But somehow the answers don’t entirely make sense to me. Brian calls to tell me the vet prognosis. It’s not bloat, but Gryff has stomach issues. The x-ray shows his stomach and intestines are full of something “waiting to be expelled”. I think that means poop. But I am doubtful that he has had “just” a stomach issue because he “ate something”. This is the same dog that has eaten everything on the planet and had no issues ever. I’m not kidding. He’s able to reach the countertops like its nothing, and if we leave stuff in the kitchen, he thinks its for him. Two loaves of French bread, yum. Two entire pizzas, thanks so much. Kids breakfasts when they don’t eat them and instead are gallivanting through the house, I’ll take care of that. Grapes (which are supposedly toxic) – no problem. CORN COB – an ENTIRE corn cob, no problem. That looked RIDICULOUS the next morning, just in case you were wondering. One of the craziest you can read about here – in Things the Dog Has Done. Really – if you haven’t read that one about the bird seed it’s worth a few minutes of your time.

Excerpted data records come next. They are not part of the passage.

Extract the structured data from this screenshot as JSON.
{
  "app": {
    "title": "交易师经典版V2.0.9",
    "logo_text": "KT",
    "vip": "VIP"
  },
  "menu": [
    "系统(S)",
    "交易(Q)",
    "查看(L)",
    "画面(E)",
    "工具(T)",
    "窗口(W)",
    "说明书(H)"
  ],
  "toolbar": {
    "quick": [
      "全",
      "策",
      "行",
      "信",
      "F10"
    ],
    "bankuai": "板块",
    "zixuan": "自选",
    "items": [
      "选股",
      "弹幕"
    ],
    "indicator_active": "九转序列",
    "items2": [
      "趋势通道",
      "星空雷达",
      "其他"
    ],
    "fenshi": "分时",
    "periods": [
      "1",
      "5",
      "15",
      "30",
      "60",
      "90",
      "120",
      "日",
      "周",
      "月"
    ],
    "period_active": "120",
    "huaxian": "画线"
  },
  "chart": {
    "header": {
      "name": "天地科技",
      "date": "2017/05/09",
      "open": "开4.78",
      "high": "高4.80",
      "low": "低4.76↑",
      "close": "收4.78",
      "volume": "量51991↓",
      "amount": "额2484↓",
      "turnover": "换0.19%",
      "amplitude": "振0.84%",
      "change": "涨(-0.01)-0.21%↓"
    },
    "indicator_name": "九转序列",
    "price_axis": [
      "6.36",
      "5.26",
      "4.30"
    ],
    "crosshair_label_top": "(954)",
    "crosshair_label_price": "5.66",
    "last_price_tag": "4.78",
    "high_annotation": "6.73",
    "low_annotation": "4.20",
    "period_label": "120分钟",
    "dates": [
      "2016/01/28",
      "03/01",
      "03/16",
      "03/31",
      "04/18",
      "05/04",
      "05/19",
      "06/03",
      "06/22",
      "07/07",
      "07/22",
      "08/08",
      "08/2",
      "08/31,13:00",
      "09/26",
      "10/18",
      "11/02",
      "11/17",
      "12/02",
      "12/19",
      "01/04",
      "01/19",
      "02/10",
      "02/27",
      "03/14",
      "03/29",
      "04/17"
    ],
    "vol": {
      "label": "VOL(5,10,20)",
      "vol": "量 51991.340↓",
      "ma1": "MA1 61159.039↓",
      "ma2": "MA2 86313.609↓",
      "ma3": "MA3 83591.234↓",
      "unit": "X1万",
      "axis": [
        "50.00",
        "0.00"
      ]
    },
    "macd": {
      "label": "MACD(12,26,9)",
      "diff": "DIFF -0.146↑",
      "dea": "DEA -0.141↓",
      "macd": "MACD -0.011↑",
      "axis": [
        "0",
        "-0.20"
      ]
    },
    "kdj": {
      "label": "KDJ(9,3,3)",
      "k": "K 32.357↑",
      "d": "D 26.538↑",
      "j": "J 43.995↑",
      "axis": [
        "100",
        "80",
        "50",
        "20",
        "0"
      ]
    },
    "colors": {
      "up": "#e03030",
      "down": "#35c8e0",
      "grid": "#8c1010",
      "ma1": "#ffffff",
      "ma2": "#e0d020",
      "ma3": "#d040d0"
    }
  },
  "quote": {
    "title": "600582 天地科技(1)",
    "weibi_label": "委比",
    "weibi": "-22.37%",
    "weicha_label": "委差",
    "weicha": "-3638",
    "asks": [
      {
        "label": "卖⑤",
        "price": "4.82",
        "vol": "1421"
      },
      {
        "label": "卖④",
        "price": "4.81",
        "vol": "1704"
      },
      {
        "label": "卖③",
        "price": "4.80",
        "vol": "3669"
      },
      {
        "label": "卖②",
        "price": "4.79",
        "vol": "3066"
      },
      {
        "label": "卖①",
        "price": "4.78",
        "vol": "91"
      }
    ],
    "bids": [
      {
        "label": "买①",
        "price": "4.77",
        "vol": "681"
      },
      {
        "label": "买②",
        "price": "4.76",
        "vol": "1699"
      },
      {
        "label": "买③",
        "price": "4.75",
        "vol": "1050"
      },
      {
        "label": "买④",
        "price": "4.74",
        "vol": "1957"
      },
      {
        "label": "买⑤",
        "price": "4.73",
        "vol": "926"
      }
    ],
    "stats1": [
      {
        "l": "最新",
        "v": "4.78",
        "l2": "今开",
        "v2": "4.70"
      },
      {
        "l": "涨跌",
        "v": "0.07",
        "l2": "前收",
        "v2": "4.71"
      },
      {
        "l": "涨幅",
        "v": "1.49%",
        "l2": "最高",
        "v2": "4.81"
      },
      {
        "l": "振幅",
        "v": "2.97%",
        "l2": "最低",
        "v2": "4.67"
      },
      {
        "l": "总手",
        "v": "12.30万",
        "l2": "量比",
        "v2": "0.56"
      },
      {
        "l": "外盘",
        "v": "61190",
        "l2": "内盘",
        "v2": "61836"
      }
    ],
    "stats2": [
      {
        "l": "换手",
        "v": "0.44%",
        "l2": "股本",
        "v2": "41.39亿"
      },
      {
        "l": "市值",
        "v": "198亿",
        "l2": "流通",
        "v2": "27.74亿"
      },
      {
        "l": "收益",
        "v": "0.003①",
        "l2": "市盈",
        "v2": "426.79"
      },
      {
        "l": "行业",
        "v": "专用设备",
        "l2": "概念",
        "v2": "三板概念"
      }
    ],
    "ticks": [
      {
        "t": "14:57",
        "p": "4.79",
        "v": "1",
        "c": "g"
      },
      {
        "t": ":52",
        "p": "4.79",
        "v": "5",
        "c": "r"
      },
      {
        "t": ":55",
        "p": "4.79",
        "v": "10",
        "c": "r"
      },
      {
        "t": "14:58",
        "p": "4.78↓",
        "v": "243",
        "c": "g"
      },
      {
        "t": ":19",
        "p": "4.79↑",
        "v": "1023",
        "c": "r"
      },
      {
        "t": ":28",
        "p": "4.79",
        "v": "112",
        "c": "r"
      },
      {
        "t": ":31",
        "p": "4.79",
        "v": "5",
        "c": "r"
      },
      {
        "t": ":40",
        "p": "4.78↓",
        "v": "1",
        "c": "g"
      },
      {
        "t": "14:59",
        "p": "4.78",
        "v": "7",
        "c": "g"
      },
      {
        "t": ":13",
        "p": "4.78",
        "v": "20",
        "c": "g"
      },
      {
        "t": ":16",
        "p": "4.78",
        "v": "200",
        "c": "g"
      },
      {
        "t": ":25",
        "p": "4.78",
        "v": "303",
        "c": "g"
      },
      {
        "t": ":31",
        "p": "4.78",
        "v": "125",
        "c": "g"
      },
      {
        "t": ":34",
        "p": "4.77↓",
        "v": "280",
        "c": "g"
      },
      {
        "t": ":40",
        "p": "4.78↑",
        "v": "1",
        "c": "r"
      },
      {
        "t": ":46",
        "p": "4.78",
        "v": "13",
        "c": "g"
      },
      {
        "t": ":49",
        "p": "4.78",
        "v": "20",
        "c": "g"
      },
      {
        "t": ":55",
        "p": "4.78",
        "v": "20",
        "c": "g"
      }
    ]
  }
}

But the current problem at hand, what did he eat that would make him so sick? I think back and wonder if he has started eating salt from the plows kicking it off the street into our yard? Or the supposedly pet-friendly rock salt we put down on the path so people don’t fall and die? Was it just a trifecta cocktail of a double ear infection leading to nausea doubled by car sickness and air in his tummy from panting? Or something entirely different and I’m clueless and my furry friend can’t answer my questions?
I don’t know. Gryffin is seemingly better now and back to nudging me with his big slobbery snout and sitting on my feet and waiting for me to pay attention to him. Of course I still worry about him and will continue my litany of worry and will be hobbling on my crutches to bring the beast to our regular vet for a follow-up next week. But in the meantime I am grateful for vets who spend valentines day at the pet ER care center, a husband who also loves the dog enough to bring him, and who stays married to me in spite of my high anxiety of everything that can go wrong in the world. If my choices are over-reacting about car sickness or potentially ignoring a life-threatening condition that will have my dog dead in hours, I’m gonna go with that first choice. And as painful as it is to pay the absurd amount of money that costs me when all I needed was $10 ear drops, I will bite the bullet and be grateful. And I’ll take that with a grain of rock salt.
Katie, age 7, four feet tall, with Gryffin.